◆ **RECORDS FOR PROCESSING**
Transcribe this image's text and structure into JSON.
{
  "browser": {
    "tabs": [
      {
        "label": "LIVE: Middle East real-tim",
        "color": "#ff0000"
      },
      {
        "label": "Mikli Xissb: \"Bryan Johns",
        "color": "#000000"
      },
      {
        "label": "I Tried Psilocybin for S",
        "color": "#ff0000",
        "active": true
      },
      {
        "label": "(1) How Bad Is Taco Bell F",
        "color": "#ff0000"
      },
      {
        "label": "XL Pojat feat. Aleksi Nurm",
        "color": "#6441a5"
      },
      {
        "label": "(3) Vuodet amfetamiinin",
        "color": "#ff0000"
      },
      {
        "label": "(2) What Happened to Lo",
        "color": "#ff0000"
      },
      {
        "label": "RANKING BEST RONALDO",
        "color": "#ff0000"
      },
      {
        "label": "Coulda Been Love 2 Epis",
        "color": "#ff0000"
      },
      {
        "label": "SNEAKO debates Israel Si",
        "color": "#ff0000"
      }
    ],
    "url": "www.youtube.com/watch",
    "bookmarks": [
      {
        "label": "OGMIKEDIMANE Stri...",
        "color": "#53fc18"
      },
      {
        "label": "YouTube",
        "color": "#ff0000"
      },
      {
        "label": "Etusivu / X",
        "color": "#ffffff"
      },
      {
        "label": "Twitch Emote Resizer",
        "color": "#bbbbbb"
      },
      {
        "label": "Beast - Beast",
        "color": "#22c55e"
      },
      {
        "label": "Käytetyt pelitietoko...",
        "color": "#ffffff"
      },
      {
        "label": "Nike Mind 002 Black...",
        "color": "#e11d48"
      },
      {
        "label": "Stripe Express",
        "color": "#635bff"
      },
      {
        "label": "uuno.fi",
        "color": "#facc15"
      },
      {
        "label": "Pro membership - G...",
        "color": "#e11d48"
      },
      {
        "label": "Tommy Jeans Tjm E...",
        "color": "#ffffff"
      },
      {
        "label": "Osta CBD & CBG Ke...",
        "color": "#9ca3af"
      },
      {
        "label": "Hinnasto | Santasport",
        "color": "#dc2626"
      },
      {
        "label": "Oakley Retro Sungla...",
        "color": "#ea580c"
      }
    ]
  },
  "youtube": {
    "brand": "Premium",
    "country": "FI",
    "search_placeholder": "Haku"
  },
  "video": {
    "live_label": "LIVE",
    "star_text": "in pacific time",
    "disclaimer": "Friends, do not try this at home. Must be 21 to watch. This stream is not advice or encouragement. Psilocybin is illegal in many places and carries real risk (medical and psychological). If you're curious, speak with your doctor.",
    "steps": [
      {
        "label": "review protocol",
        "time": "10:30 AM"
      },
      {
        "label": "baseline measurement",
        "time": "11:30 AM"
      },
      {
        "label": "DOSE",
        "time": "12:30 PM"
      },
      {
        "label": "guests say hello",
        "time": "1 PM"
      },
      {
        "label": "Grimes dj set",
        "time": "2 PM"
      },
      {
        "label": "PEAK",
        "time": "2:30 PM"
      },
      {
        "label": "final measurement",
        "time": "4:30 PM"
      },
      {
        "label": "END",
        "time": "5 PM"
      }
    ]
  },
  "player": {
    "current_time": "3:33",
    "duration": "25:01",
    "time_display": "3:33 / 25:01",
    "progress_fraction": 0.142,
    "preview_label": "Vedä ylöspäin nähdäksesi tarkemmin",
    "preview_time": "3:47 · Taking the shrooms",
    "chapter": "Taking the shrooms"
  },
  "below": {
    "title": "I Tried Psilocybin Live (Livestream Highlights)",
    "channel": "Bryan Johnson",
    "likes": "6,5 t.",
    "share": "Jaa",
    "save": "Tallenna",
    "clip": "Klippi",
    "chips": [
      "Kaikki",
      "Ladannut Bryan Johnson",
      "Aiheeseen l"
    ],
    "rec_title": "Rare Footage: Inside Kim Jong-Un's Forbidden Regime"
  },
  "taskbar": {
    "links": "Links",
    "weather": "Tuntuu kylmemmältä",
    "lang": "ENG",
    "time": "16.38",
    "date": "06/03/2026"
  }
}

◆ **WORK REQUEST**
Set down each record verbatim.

◆ **ANSWER TO THIS EXERCISE**
Transcribe this image's text and structure into JSON.
{
  "browser": {
    "tabs": [
      {
        "label": "LIVE: Middle East real-tim",
        "color": "#ff0000"
      },
      {
        "label": "Mikli Xissb: \"Bryan Johns",
        "color": "#000000"
      },
      {
        "label": "I Tried Psilocybin for S",
        "color": "#ff0000",
        "active": true
      },
      {
        "label": "(1) How Bad Is Taco Bell F",
        "color": "#ff0000"
      },
      {
        "label": "XL Pojat feat. Aleksi Nurm",
        "color": "#6441a5"
      },
      {
        "label": "(3) Vuodet amfetamiinin",
        "color": "#ff0000"
      },
      {
        "label": "(2) What Happened to Lo",
        "color": "#ff0000"
      },
      {
        "label": "RANKING BEST RONALDO",
        "color": "#ff0000"
      },
      {
        "label": "Coulda Been Love 2 Epis",
        "color": "#ff0000"
      },
      {
        "label": "SNEAKO debates Israel Si",
        "color": "#ff0000"
      }
    ],
    "url": "www.youtube.com/watch",
    "bookmarks": [
      {
        "label": "OGMIKEDIMANE Stri...",
        "color": "#53fc18"
      },
      {
        "label": "YouTube",
        "color": "#ff0000"
      },
      {
        "label": "Etusivu / X",
        "color": "#ffffff"
      },
      {
        "label": "Twitch Emote Resizer",
        "color": "#bbbbbb"
      },
      {
        "label": "Beast - Beast",
        "color": "#22c55e"
      },
      {
        "label": "Käytetyt pelitietoko...",
        "color": "#ffffff"
      },
      {
        "label": "Nike Mind 002 Black...",
        "color": "#e11d48"
      },
      {
        "label": "Stripe Express",
        "color": "#635bff"
      },
      {
        "label": "uuno.fi",
        "color": "#facc15"
      },
      {
        "label": "Pro membership - G...",
        "color": "#e11d48"
      },
      {
        "label": "Tommy Jeans Tjm E...",
        "color": "#ffffff"
      },
      {
        "label": "Osta CBD & CBG Ke...",
        "color": "#9ca3af"
      },
      {
        "label": "Hinnasto | Santasport",
        "color": "#dc2626"
      },
      {
        "label": "Oakley Retro Sungla...",
        "color": "#ea580c"
      }
    ]
  },
  "youtube": {
    "brand": "Premium",
    "country": "FI",
    "search_placeholder": "Haku"
  },
  "video": {
    "live_label": "LIVE",
    "star_text": "in pacific time",
    "disclaimer": "Friends, do not try this at home. Must be 21 to watch. This stream is not advice or encouragement. Psilocybin is illegal in many places and carries real risk (medical and psychological). If you're curious, speak with your doctor.",
    "steps": [
      {
        "label": "review protocol",
        "time": "10:30 AM"
      },
      {
        "label": "baseline measurement",
        "time": "11:30 AM"
      },
      {
        "label": "DOSE",
        "time": "12:30 PM"
      },
      {
        "label": "guests say hello",
        "time": "1 PM"
      },
      {
        "label": "Grimes dj set",
        "time": "2 PM"
      },
      {
        "label": "PEAK",
        "time": "2:30 PM"
      },
      {
        "label": "final measurement",
        "time": "4:30 PM"
      },
      {
        "label": "END",
        "time": "5 PM"
      }
    ]
  },
  "player": {
    "current_time": "3:33",
    "duration": "25:01",
    "time_display": "3:33 / 25:01",
    "progress_fraction": 0.142,
    "preview_label": "Vedä ylöspäin nähdäksesi tarkemmin",
    "preview_time": "3:47 · Taking the shrooms",
    "chapter": "Taking the shrooms"
  },
  "below": {
    "title": "I Tried Psilocybin Live (Livestream Highlights)",
    "channel": "Bryan Johnson",
    "likes": "6,5 t.",
    "share": "Jaa",
    "save": "Tallenna",
    "clip": "Klippi",
    "chips": [
      "Kaikki",
      "Ladannut Bryan Johnson",
      "Aiheeseen l"
    ],
    "rec_title": "Rare Footage: Inside Kim Jong-Un's Forbidden Regime"
  },
  "taskbar": {
    "links": "Links",
    "weather": "Tuntuu kylmemmältä",
    "lang": "ENG",
    "time": "16.38",
    "date": "06/03/2026"
  }
}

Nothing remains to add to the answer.